• **Aim of the task**
Restating the records exactly is the whole task.

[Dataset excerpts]
......

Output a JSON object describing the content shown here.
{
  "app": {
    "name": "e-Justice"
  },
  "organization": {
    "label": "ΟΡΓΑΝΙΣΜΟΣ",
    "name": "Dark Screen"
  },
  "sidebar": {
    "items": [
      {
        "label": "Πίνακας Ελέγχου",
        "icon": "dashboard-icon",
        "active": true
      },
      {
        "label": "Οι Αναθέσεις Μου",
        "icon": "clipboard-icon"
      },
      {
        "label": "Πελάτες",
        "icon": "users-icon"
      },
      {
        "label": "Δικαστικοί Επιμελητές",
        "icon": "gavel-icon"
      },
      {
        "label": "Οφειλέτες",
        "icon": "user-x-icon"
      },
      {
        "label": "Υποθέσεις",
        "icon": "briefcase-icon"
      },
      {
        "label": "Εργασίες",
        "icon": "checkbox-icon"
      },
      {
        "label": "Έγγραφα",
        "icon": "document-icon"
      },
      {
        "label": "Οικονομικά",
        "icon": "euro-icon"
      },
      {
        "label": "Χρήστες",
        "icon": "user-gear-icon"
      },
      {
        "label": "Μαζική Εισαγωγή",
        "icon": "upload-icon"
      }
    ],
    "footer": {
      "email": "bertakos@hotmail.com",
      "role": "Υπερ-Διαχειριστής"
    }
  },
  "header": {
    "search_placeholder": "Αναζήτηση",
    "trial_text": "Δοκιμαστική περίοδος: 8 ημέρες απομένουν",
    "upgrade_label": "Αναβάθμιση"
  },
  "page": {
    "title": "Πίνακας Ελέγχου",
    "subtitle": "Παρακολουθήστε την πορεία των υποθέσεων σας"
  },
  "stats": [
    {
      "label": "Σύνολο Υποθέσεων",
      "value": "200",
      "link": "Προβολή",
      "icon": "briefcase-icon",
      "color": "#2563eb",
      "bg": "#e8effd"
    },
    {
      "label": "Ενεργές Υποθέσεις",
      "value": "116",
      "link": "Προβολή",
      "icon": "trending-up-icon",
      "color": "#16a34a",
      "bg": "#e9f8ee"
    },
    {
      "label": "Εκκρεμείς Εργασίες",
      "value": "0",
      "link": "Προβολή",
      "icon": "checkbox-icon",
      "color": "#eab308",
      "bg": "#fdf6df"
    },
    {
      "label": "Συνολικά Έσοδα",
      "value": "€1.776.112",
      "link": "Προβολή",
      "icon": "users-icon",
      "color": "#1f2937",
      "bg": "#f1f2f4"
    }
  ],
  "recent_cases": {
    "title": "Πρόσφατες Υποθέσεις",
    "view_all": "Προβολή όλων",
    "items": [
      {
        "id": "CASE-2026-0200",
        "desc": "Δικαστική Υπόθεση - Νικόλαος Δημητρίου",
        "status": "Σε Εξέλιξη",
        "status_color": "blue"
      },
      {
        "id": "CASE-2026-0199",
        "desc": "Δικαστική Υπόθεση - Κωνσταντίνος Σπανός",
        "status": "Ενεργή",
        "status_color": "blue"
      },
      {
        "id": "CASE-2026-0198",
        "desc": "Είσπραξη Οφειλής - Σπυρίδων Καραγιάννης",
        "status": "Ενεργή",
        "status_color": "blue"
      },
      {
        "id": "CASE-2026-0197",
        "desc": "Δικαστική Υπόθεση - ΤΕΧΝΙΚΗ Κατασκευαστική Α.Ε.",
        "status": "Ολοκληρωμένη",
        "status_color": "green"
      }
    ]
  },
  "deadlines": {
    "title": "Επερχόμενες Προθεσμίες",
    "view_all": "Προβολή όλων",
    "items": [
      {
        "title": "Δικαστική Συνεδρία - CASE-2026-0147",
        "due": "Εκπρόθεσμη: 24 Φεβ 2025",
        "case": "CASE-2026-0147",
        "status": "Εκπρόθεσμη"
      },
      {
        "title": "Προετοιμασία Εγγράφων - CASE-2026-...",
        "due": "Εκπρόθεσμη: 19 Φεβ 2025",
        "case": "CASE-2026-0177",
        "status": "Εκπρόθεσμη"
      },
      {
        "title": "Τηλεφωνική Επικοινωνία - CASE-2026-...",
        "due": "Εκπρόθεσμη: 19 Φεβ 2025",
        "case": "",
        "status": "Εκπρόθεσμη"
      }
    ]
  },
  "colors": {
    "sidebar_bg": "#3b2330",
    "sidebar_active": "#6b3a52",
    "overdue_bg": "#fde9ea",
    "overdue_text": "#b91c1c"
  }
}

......

• **Answer space**
Output a JSON object describing the content shown here.
{
  "app": {
    "name": "e-Justice"
  },
  "organization": {
    "label": "ΟΡΓΑΝΙΣΜΟΣ",
    "name": "Dark Screen"
  },
  "sidebar": {
    "items": [
      {
        "label": "Πίνακας Ελέγχου",
        "icon": "dashboard-icon",
        "active": true
      },
      {
        "label": "Οι Αναθέσεις Μου",
        "icon": "clipboard-icon"
      },
      {
        "label": "Πελάτες",
        "icon": "users-icon"
      },
      {
        "label": "Δικαστικοί Επιμελητές",
        "icon": "gavel-icon"
      },
      {
        "label": "Οφειλέτες",
        "icon": "user-x-icon"
      },
      {
        "label": "Υποθέσεις",
        "icon": "briefcase-icon"
      },
      {
        "label": "Εργασίες",
        "icon": "checkbox-icon"
      },
      {
        "label": "Έγγραφα",
        "icon": "document-icon"
      },
      {
        "label": "Οικονομικά",
        "icon": "euro-icon"
      },
      {
        "label": "Χρήστες",
        "icon": "user-gear-icon"
      },
      {
        "label": "Μαζική Εισαγωγή",
        "icon": "upload-icon"
      }
    ],
    "footer": {
      "email": "bertakos@hotmail.com",
      "role": "Υπερ-Διαχειριστής"
    }
  },
  "header": {
    "search_placeholder": "Αναζήτηση",
    "trial_text": "Δοκιμαστική περίοδος: 8 ημέρες απομένουν",
    "upgrade_label": "Αναβάθμιση"
  },
  "page": {
    "title": "Πίνακας Ελέγχου",
    "subtitle": "Παρακολουθήστε την πορεία των υποθέσεων σας"
  },
  "stats": [
    {
      "label": "Σύνολο Υποθέσεων",
      "value": "200",
      "link": "Προβολή",
      "icon": "briefcase-icon",
      "color": "#2563eb",
      "bg": "#e8effd"
    },
    {
      "label": "Ενεργές Υποθέσεις",
      "value": "116",
      "link": "Προβολή",
      "icon": "trending-up-icon",
      "color": "#16a34a",
      "bg": "#e9f8ee"
    },
    {
      "label": "Εκκρεμείς Εργασίες",
      "value": "0",
      "link": "Προβολή",
      "icon": "checkbox-icon",
      "color": "#eab308",
      "bg": "#fdf6df"
    },
    {
      "label": "Συνολικά Έσοδα",
      "value": "€1.776.112",
      "link": "Προβολή",
      "icon": "users-icon",
      "color": "#1f2937",
      "bg": "#f1f2f4"
    }
  ],
  "recent_cases": {
    "title": "Πρόσφατες Υποθέσεις",
    "view_all": "Προβολή όλων",
    "items": [
      {
        "id": "CASE-2026-0200",
        "desc": "Δικαστική Υπόθεση - Νικόλαος Δημητρίου",
        "status": "Σε Εξέλιξη",
        "status_color": "blue"
      },
      {
        "id": "CASE-2026-0199",
        "desc": "Δικαστική Υπόθεση - Κωνσταντίνος Σπανός",
        "status": "Ενεργή",
        "status_color": "blue"
      },
      {
        "id": "CASE-2026-0198",
        "desc": "Είσπραξη Οφειλής - Σπυρίδων Καραγιάννης",
        "status": "Ενεργή",
        "status_color": "blue"
      },
      {
        "id": "CASE-2026-0197",
        "desc": "Δικαστική Υπόθεση - ΤΕΧΝΙΚΗ Κατασκευαστική Α.Ε.",
        "status": "Ολοκληρωμένη",
        "status_color": "green"
      }
    ]
  },
  "deadlines": {
    "title": "Επερχόμενες Προθεσμίες",
    "view_all": "Προβολή όλων",
    "items": [
      {
        "title": "Δικαστική Συνεδρία - CASE-2026-0147",
        "due": "Εκπρόθεσμη: 24 Φεβ 2025",
        "case": "CASE-2026-0147",
        "status": "Εκπρόθεσμη"
      },
      {
        "title": "Προετοιμασία Εγγράφων - CASE-2026-...",
        "due": "Εκπρόθεσμη: 19 Φεβ 2025",
        "case": "CASE-2026-0177",
        "status": "Εκπρόθεσμη"
      },
      {
        "title": "Τηλεφωνική Επικοινωνία - CASE-2026-...",
        "due": "Εκπρόθεσμη: 19 Φεβ 2025",
        "case": "",
        "status": "Εκπρόθεσμη"
      }
    ]
  },
  "colors": {
    "sidebar_bg": "#3b2330",
    "sidebar_active": "#6b3a52",
    "overdue_bg": "#fde9ea",
    "overdue_text": "#b91c1c"
  }
}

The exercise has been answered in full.